▶ **WHAT TO WORK ON**: Copy every line in the records below that contains the word "books".

[Source data]
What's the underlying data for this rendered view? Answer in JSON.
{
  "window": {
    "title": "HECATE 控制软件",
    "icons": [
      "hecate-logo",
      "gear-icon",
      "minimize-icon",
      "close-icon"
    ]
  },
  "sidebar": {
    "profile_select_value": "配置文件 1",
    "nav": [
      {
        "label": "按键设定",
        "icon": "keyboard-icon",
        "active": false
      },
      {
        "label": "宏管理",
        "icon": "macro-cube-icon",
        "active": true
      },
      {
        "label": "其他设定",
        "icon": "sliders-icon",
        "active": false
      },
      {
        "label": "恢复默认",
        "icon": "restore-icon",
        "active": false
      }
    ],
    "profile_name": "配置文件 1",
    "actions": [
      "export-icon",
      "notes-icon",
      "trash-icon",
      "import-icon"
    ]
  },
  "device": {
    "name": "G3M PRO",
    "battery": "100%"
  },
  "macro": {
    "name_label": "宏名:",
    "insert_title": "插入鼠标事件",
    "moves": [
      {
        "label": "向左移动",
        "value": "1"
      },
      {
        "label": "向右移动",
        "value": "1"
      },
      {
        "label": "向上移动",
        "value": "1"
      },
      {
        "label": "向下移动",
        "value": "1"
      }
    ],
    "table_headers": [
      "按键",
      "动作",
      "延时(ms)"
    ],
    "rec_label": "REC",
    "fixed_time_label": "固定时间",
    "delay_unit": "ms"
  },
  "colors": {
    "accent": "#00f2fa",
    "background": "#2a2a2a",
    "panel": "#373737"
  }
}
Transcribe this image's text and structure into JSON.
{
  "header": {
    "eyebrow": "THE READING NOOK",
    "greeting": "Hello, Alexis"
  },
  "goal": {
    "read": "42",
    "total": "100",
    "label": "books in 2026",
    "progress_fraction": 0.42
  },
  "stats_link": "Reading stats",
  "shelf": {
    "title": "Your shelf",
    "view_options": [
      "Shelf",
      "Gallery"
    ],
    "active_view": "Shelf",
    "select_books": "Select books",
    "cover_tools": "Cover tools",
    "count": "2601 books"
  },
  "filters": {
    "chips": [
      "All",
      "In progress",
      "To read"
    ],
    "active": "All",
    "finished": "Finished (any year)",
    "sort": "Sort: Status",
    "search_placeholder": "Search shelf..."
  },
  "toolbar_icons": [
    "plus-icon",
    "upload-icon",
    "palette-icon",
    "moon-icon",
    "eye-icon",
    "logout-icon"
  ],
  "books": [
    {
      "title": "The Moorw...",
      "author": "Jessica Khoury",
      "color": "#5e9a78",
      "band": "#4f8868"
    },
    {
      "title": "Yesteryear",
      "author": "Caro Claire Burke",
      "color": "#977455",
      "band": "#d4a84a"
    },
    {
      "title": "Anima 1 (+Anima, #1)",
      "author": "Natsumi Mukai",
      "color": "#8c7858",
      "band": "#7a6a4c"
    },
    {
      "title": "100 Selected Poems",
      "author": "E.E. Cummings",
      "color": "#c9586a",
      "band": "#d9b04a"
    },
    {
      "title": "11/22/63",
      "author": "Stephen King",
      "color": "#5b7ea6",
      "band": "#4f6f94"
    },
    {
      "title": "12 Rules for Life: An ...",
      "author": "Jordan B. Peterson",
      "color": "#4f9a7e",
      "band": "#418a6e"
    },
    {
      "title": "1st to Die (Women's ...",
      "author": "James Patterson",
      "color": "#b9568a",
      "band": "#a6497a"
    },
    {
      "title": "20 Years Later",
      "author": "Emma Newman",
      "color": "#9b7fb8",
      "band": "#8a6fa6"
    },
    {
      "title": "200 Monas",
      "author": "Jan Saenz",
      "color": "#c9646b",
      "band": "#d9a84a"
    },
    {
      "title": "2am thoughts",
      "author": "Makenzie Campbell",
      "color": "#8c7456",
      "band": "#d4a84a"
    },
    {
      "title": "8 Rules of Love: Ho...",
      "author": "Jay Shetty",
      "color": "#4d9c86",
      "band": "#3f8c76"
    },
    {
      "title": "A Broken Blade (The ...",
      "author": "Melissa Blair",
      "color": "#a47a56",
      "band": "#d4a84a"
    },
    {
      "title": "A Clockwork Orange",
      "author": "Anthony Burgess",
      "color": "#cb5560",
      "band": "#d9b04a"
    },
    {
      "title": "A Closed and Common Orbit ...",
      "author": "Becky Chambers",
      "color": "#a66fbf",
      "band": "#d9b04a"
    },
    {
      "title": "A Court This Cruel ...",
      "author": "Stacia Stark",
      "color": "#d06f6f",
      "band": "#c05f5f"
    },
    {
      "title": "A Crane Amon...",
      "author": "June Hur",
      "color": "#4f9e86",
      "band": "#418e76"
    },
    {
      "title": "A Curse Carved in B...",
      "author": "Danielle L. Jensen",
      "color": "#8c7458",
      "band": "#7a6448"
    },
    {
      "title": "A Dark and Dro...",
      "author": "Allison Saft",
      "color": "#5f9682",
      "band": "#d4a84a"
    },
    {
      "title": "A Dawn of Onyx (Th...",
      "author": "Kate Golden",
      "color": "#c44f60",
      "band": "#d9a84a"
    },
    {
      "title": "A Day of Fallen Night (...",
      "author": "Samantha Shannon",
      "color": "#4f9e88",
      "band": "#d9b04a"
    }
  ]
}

▶ **ANSWER BOX**:
    "label": "books in 2026",
    "select_books": "Select books",
    "count": "2601 books"
  "books": [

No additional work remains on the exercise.